The Auditor found a lack of employees within the OCA [Office of the City Administrator] and EOM [Executive Office of the Mayor] with critical skill sets and professional acumen necessary to guide, support, and aid officials and managers in both offices in complying with applicable rules, regulations and laws pertaining to finance and procurement. Inexperience and lack of knowledge has played a significant role in giving rise to these and other deviations from applicable laws, rules, regulations, and standards of public stewardship within the executive branch. The poor example set by this shortcoming is conveyed to and is evident within many other agencies and offices of the District government.
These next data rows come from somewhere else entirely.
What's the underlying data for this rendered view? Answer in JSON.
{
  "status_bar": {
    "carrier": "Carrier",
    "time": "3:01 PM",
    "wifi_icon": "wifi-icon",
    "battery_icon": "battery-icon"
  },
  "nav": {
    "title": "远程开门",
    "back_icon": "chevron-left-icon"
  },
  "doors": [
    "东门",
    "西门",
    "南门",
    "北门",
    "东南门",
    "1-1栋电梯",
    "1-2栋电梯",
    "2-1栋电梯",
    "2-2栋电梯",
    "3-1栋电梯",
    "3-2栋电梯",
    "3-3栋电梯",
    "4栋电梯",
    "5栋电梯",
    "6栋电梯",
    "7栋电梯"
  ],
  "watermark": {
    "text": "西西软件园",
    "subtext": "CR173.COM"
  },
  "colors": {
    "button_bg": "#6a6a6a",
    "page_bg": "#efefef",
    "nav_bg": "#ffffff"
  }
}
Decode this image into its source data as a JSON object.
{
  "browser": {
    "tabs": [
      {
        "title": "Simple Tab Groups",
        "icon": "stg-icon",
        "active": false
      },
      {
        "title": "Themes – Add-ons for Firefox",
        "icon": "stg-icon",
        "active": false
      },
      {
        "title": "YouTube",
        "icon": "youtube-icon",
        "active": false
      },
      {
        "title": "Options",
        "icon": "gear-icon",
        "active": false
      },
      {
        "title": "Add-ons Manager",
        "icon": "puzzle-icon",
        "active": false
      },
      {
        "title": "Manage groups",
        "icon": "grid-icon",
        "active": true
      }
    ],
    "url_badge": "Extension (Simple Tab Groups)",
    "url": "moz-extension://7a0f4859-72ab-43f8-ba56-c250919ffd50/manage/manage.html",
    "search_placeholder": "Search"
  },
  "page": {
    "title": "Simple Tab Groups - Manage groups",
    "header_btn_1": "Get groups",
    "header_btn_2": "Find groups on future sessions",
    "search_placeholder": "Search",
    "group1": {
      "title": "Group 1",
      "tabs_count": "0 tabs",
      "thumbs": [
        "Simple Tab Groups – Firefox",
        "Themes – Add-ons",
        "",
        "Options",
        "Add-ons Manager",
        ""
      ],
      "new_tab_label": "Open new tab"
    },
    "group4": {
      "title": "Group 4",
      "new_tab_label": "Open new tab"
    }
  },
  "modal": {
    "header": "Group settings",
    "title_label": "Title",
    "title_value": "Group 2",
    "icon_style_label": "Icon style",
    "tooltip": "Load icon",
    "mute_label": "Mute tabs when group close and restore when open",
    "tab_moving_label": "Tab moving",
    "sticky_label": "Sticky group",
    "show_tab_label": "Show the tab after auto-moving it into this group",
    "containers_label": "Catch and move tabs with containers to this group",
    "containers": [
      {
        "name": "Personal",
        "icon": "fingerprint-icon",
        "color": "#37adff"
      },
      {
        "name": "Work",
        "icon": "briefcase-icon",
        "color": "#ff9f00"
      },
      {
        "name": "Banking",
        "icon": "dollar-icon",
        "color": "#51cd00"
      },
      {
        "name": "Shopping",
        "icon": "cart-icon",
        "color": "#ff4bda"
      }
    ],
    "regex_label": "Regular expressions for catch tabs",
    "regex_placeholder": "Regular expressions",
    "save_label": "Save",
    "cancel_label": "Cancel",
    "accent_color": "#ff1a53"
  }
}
The transactions reviewed by the Auditor for this report were indicative of management pressures and lapses that resulted in inadequate separation of duties, irregular procurement and financial transactions, inadequate management oversight, decision-making lacking transparency, and a lack of honest, straightforward and complete disclosure of public information . . . .
It is evident that the EOM has not learned any lessons from past procurement debacles involving the misuse and mismanagement of purchase cards, poor oversight, and lack of accountability for District owned and leased real estate, real estate purchase, mismanagement of the procurement of services for renovation projects and their costs while under the supervision and control of the Office of Property Management, and the longstanding mismanagement of the District's procurement and contracting function and responsibilities. This and other examinations have repeatedly revealed that there have been no discernible improvements in the integrity of the District's procurement and contracting operations.